[A set of four ornithological prints]
London: Josephus Sympson, 1741. Large folio. (16 1/2 x 20 5/16 inches). Without text (as issued). 4 copper-engraved plates by Josephus Sympson after Marmaduke Cradock, window-mounted within a modern cloth box, leather lettering-piece.
A fine lively series featuring at least 16 different species of birds.

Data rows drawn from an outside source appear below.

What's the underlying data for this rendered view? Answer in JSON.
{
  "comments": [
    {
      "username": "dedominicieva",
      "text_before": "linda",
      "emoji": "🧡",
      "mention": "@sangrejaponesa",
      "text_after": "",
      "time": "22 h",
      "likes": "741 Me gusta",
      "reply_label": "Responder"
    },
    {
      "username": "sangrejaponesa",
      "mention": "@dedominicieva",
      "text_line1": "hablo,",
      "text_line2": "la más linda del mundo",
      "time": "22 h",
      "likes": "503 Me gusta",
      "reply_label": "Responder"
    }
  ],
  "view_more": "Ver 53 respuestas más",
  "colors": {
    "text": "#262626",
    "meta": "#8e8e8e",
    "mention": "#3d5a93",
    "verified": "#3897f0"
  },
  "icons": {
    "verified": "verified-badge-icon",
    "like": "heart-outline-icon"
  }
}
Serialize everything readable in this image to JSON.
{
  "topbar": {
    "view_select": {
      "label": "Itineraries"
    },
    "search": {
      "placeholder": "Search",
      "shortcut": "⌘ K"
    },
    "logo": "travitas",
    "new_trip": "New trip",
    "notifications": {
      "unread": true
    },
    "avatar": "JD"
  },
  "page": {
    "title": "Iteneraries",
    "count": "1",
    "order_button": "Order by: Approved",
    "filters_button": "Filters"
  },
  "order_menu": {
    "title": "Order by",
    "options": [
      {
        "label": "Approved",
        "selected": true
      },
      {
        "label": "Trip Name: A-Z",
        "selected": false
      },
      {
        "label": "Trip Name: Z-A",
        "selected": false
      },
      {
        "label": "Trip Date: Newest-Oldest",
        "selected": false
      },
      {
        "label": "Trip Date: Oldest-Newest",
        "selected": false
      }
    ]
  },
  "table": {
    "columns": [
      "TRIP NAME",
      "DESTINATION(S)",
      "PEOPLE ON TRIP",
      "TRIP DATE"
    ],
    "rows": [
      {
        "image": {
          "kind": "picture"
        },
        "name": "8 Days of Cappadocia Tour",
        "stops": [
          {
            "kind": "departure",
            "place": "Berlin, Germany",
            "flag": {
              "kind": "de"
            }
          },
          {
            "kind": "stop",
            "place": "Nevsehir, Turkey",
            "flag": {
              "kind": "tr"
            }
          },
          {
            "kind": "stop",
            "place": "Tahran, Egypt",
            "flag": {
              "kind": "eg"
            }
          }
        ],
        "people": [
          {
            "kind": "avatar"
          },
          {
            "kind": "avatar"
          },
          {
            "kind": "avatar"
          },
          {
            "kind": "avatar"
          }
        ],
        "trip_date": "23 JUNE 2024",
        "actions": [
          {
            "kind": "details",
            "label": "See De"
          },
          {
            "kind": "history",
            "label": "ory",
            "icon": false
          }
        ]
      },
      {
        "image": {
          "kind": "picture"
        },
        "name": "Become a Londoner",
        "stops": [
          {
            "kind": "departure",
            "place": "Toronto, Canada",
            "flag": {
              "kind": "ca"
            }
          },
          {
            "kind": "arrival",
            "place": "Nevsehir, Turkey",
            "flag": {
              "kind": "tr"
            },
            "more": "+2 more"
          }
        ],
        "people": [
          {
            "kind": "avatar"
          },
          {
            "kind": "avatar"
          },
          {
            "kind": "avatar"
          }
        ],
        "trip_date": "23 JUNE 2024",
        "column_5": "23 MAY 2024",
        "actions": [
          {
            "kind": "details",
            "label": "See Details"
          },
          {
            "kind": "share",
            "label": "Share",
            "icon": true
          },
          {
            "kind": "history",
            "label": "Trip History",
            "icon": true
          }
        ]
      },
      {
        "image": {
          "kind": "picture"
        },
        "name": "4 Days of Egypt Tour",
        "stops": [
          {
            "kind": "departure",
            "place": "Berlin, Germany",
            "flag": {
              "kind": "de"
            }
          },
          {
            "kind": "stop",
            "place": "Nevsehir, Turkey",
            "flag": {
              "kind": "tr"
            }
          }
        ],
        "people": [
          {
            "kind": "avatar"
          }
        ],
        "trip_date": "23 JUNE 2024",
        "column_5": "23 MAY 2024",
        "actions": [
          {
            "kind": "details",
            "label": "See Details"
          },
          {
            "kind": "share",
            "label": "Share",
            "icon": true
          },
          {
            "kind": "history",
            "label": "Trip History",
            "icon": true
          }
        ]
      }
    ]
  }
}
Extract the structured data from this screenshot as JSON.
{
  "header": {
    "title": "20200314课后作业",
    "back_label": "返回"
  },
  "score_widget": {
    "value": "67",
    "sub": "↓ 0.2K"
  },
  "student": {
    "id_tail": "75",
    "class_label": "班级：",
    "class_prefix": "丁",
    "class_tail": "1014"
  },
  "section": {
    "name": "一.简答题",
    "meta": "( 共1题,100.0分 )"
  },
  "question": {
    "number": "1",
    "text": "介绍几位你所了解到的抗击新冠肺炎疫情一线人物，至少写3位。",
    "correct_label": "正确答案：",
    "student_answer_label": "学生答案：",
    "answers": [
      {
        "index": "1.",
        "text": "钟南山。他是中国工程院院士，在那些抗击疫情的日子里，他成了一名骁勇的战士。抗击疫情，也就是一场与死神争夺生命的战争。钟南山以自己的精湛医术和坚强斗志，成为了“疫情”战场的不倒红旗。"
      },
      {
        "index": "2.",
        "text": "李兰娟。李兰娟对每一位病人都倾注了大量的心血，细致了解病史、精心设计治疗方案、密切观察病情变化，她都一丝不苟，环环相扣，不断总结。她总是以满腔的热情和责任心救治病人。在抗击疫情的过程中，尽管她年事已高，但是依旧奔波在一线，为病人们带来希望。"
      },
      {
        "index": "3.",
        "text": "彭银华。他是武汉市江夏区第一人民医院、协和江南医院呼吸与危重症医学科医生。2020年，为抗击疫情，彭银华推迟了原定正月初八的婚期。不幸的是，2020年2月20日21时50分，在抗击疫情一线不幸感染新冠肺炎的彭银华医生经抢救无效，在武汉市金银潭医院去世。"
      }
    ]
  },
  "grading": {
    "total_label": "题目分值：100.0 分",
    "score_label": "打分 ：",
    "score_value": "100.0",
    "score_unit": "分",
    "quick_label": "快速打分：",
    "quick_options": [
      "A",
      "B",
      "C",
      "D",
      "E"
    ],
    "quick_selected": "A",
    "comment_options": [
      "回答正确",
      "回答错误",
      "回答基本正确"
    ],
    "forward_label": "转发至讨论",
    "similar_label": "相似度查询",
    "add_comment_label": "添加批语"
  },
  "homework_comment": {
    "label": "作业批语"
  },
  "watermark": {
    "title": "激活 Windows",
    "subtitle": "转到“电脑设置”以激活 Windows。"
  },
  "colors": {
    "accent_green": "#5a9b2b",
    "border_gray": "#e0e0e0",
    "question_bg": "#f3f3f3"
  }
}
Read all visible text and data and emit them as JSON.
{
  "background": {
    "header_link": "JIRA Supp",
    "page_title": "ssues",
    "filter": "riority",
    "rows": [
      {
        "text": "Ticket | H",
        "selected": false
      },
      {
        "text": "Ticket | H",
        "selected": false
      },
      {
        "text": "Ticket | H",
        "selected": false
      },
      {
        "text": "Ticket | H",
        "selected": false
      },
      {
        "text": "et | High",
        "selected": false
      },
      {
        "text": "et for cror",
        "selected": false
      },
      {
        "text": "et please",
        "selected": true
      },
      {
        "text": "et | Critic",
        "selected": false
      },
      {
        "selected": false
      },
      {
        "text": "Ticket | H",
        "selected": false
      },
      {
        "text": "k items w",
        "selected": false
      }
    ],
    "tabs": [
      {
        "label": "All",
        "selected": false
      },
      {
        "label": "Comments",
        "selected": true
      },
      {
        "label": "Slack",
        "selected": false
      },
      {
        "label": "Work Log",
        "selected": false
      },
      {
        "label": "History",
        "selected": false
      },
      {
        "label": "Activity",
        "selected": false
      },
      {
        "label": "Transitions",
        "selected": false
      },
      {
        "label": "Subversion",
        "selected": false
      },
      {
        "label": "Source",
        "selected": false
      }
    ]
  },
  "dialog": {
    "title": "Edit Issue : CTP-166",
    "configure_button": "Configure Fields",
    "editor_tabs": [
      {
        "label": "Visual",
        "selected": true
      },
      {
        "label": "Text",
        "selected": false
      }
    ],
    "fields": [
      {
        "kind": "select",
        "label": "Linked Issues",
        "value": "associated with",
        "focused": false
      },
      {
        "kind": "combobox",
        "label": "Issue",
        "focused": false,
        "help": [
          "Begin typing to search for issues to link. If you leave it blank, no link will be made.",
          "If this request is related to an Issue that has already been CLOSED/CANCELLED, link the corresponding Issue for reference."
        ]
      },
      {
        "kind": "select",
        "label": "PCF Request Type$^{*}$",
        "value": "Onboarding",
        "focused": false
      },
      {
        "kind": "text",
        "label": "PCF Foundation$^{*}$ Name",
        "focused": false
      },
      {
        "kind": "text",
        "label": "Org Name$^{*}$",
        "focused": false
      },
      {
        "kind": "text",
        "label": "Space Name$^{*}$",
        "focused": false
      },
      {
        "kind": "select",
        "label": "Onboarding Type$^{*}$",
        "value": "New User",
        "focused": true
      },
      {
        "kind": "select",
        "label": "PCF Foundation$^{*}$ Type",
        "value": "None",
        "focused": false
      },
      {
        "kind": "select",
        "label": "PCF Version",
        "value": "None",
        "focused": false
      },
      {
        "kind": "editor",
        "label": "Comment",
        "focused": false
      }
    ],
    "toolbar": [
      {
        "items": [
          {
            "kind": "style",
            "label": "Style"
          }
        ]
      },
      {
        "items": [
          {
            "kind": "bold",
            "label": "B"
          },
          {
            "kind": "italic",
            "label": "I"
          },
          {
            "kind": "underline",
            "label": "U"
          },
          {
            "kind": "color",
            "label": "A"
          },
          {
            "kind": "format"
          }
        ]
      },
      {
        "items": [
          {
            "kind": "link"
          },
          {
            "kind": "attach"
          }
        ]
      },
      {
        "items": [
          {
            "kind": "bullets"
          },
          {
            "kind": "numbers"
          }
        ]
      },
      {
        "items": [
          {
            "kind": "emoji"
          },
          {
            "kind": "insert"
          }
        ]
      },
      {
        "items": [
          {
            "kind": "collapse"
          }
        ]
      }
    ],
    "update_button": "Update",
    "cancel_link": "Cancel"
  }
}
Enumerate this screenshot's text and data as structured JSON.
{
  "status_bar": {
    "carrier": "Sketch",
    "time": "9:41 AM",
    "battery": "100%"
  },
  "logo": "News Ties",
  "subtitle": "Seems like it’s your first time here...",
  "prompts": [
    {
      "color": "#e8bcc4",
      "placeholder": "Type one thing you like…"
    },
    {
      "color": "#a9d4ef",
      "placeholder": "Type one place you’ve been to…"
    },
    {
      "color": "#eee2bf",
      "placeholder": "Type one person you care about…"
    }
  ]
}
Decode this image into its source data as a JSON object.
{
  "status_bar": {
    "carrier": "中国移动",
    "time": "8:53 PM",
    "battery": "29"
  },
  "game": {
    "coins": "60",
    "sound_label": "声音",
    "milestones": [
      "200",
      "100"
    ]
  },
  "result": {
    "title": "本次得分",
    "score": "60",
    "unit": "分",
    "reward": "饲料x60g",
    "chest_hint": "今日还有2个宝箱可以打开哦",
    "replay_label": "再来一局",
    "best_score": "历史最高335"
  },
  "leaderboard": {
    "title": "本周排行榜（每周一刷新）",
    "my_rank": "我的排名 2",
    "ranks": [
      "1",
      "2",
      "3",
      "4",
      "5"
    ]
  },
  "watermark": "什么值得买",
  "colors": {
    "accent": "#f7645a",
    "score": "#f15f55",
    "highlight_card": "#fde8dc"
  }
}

Cradock was born at Somerton, near Ilchester, in Somerset in about 1660. He was apprenticed to a house painter in London, but at the end of the apprenticeship turned to painting animals, birds and still life. His success with private patrons was limited and, in the main, he produced pictures for dealers. The DNB describes his work for Josephus Sympson as being `very spirited' and notes that it was not until after his death that the 'merits of his pictures were recognised, and they rose in value'. Walpole praised some of his work, and examples are included in Lord Derby's famous collection at Knowsley and the Yale Centre for British Art. The subjects of the plates are as follows: 1. A kestrel (?) carries off a chick, whilst a cock and hen and their four remaining chicks take flight, looking on are a pea-hen (?) and a barn owl, whilst a wren and a tit squabble on a roof nearby. 2. A cock pheasant stands guard on a stump, a juvenile pheasant makes off with an ear of corn, at a stream close by two kingfishers perch, on the banks of the stream a family of ducks (a drake, the female and 4 ducklings) feed, above them a third kingfisher flies off, in the background a duck sits on her nest. 3. A pigeon stands on a block of masonry, watched by a tit, a robin and a second pigeon, a short-tailed parrot perches on a nearby branch, above a pair of lapwings. 4. A woodpecker returns to the nest-hole to be greeted by its mate, on a nearby branch three sparrows perch, to the right of them are a pair of swallows and a fourth sparrow preening itself.